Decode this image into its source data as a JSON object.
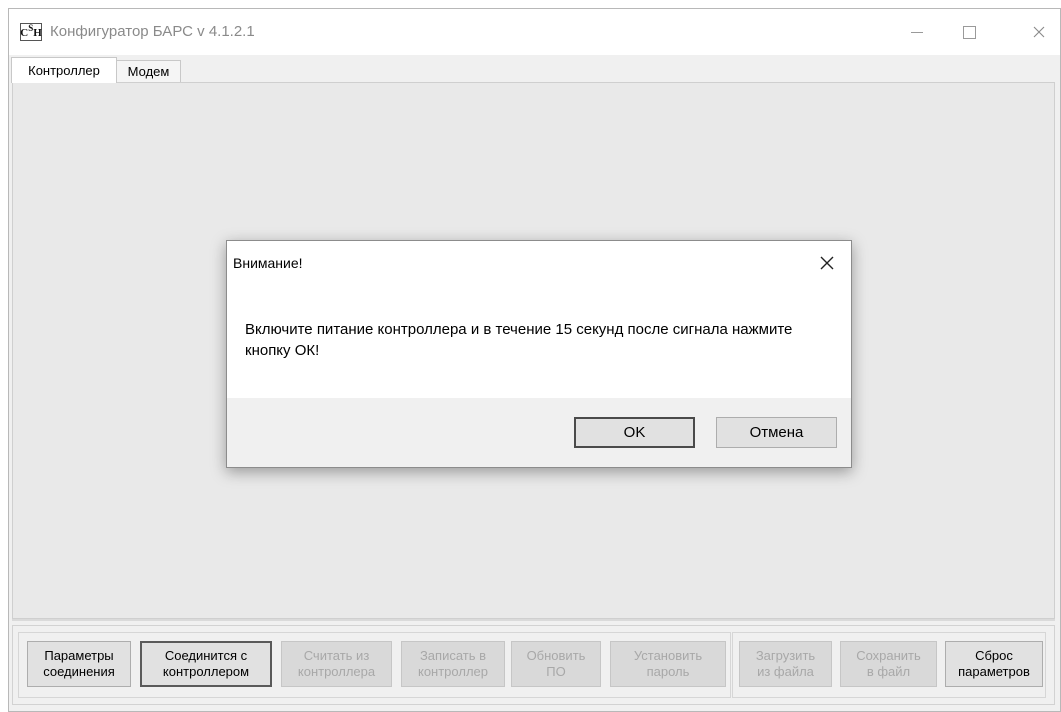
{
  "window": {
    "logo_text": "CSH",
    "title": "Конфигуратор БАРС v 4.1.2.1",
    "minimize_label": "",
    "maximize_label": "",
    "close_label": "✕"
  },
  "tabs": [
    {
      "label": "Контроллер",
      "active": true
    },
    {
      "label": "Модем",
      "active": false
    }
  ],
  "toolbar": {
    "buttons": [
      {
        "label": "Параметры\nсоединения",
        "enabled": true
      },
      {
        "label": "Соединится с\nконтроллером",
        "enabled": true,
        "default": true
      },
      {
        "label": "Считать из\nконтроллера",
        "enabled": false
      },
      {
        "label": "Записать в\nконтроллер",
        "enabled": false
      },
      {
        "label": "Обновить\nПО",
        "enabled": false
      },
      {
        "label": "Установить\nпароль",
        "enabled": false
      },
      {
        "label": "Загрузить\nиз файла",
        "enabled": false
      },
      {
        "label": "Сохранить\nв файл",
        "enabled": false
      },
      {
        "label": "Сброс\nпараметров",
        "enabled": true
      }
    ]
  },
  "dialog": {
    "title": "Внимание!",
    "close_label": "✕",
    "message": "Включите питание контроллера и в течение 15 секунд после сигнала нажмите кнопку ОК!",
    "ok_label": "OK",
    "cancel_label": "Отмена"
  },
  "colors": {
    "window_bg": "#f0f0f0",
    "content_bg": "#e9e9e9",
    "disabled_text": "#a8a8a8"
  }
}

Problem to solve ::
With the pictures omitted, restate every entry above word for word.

Solution below ::
Decode this image into its source data as a JSON object.
{
  "window": {
    "logo_text": "CSH",
    "title": "Конфигуратор БАРС v 4.1.2.1",
    "minimize_label": "",
    "maximize_label": "",
    "close_label": "✕"
  },
  "tabs": [
    {
      "label": "Контроллер",
      "active": true
    },
    {
      "label": "Модем",
      "active": false
    }
  ],
  "toolbar": {
    "buttons": [
      {
        "label": "Параметры\nсоединения",
        "enabled": true
      },
      {
        "label": "Соединится с\nконтроллером",
        "enabled": true,
        "default": true
      },
      {
        "label": "Считать из\nконтроллера",
        "enabled": false
      },
      {
        "label": "Записать в\nконтроллер",
        "enabled": false
      },
      {
        "label": "Обновить\nПО",
        "enabled": false
      },
      {
        "label": "Установить\nпароль",
        "enabled": false
      },
      {
        "label": "Загрузить\nиз файла",
        "enabled": false
      },
      {
        "label": "Сохранить\nв файл",
        "enabled": false
      },
      {
        "label": "Сброс\nпараметров",
        "enabled": true
      }
    ]
  },
  "dialog": {
    "title": "Внимание!",
    "close_label": "✕",
    "message": "Включите питание контроллера и в течение 15 секунд после сигнала нажмите кнопку ОК!",
    "ok_label": "OK",
    "cancel_label": "Отмена"
  },
  "colors": {
    "window_bg": "#f0f0f0",
    "content_bg": "#e9e9e9",
    "disabled_text": "#a8a8a8"
  }
}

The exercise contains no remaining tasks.